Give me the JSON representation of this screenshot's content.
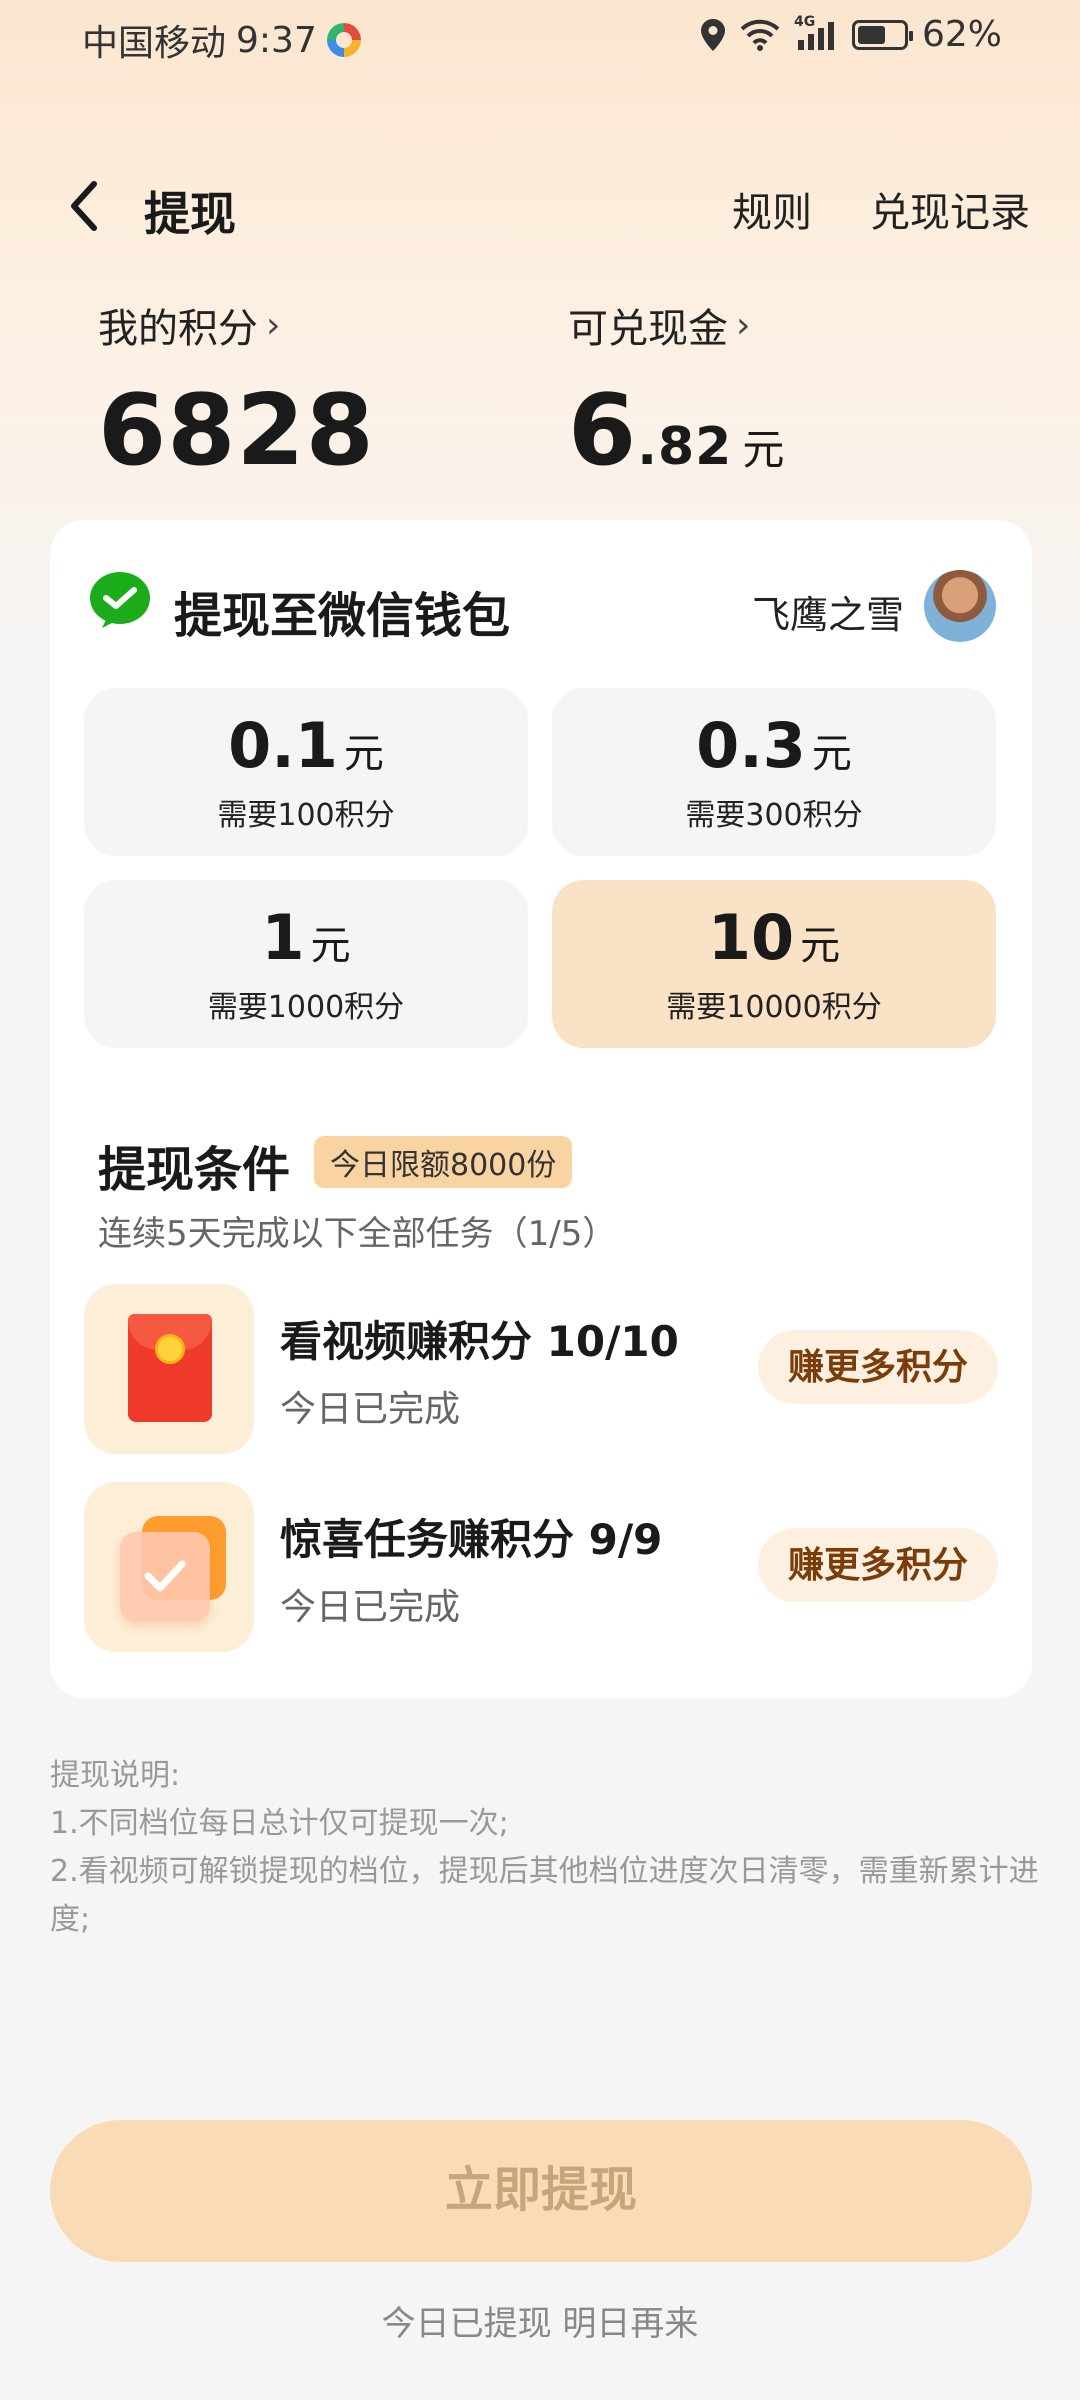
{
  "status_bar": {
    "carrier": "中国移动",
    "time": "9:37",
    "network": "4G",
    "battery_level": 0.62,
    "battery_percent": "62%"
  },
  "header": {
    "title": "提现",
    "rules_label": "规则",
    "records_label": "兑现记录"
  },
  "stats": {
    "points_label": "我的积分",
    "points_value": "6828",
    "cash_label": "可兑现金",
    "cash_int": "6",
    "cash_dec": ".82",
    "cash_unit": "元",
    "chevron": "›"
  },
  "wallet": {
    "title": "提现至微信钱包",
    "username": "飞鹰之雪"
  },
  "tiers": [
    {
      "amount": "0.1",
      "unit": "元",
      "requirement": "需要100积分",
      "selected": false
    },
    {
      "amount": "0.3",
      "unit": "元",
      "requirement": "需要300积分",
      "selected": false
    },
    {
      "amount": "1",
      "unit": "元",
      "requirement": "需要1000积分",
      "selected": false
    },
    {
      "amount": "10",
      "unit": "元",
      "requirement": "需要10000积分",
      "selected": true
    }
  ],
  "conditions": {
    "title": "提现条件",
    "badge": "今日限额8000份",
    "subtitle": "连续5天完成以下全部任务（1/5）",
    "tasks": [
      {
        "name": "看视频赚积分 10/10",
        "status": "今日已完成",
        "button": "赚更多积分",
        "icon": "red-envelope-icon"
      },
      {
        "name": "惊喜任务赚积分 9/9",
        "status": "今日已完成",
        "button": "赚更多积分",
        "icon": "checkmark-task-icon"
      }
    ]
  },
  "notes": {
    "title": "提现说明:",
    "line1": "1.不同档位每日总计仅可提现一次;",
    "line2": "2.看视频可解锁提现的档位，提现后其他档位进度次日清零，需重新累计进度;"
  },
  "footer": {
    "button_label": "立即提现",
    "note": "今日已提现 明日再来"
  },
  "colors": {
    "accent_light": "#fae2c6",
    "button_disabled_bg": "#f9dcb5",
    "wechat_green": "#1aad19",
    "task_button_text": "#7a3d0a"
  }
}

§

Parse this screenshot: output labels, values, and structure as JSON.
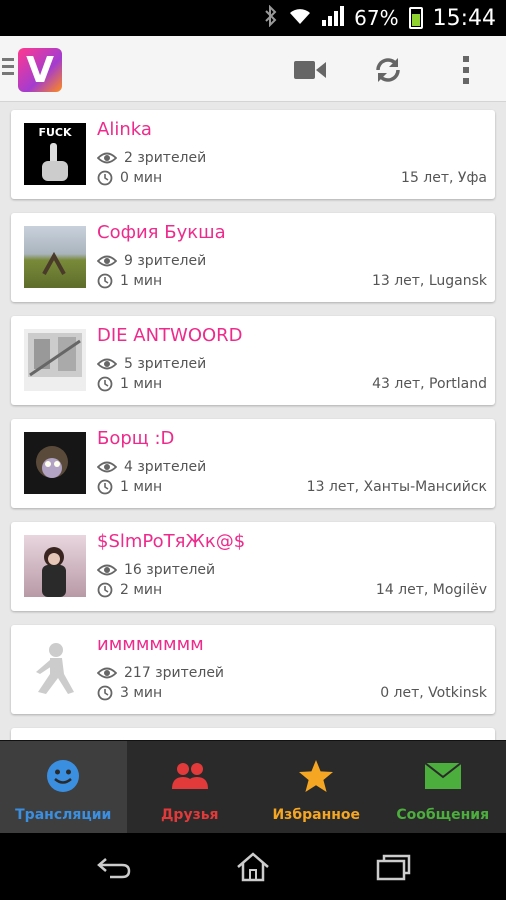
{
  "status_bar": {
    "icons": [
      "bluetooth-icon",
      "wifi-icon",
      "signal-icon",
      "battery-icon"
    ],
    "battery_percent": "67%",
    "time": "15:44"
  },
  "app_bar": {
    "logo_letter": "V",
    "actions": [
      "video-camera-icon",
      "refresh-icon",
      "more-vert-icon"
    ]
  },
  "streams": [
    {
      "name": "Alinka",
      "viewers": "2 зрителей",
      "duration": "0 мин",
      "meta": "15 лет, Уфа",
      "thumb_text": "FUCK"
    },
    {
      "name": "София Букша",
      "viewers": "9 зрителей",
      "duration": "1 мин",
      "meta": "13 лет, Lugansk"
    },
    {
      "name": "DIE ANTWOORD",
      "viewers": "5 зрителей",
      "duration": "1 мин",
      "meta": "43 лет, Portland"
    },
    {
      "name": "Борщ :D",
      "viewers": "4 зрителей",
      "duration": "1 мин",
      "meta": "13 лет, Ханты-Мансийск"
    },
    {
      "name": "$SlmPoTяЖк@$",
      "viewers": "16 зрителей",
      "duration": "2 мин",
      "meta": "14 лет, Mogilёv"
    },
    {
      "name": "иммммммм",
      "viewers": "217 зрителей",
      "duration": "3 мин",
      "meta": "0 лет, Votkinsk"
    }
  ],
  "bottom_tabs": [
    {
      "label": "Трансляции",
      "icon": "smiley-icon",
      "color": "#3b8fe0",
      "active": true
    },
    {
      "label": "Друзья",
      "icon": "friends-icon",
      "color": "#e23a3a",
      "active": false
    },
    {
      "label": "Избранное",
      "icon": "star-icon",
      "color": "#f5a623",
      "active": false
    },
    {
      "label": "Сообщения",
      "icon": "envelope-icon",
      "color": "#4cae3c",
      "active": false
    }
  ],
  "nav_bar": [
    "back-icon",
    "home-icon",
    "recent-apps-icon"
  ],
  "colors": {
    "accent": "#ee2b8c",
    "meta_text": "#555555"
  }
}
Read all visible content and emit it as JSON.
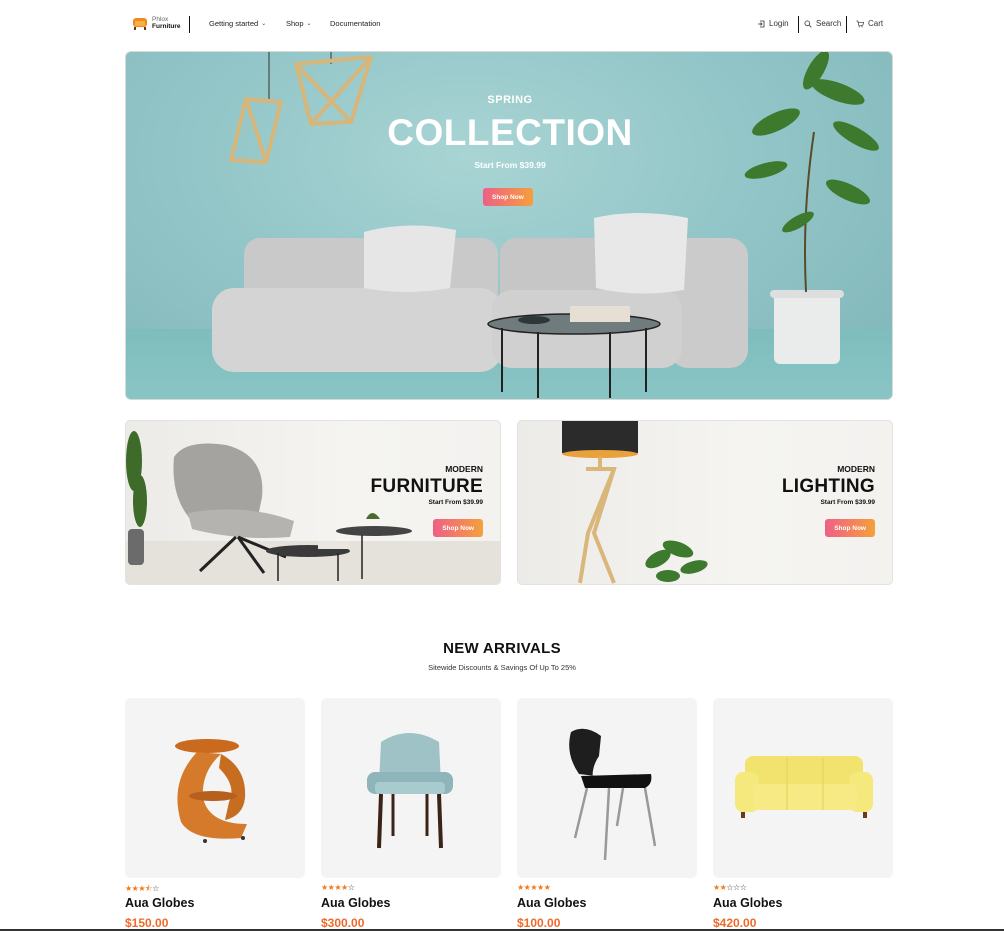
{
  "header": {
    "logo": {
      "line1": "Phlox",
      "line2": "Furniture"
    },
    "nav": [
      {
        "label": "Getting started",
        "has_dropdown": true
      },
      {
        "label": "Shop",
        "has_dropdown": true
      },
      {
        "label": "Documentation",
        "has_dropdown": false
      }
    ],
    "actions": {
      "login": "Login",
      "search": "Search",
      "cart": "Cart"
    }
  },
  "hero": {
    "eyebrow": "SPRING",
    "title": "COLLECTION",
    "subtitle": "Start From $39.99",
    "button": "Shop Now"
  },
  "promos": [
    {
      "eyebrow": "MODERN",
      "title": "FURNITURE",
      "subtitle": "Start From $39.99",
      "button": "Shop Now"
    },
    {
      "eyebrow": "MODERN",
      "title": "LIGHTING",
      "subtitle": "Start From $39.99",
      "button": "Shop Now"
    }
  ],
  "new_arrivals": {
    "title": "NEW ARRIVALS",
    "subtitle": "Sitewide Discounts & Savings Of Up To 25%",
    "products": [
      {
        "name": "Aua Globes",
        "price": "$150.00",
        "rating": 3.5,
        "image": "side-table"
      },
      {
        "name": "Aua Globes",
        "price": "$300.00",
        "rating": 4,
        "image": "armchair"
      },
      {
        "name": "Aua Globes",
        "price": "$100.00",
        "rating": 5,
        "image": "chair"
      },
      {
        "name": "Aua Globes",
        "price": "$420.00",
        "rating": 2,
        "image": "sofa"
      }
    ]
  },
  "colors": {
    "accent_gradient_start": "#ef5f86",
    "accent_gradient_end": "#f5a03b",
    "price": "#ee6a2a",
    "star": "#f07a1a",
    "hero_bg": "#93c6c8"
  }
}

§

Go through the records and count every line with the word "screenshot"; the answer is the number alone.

2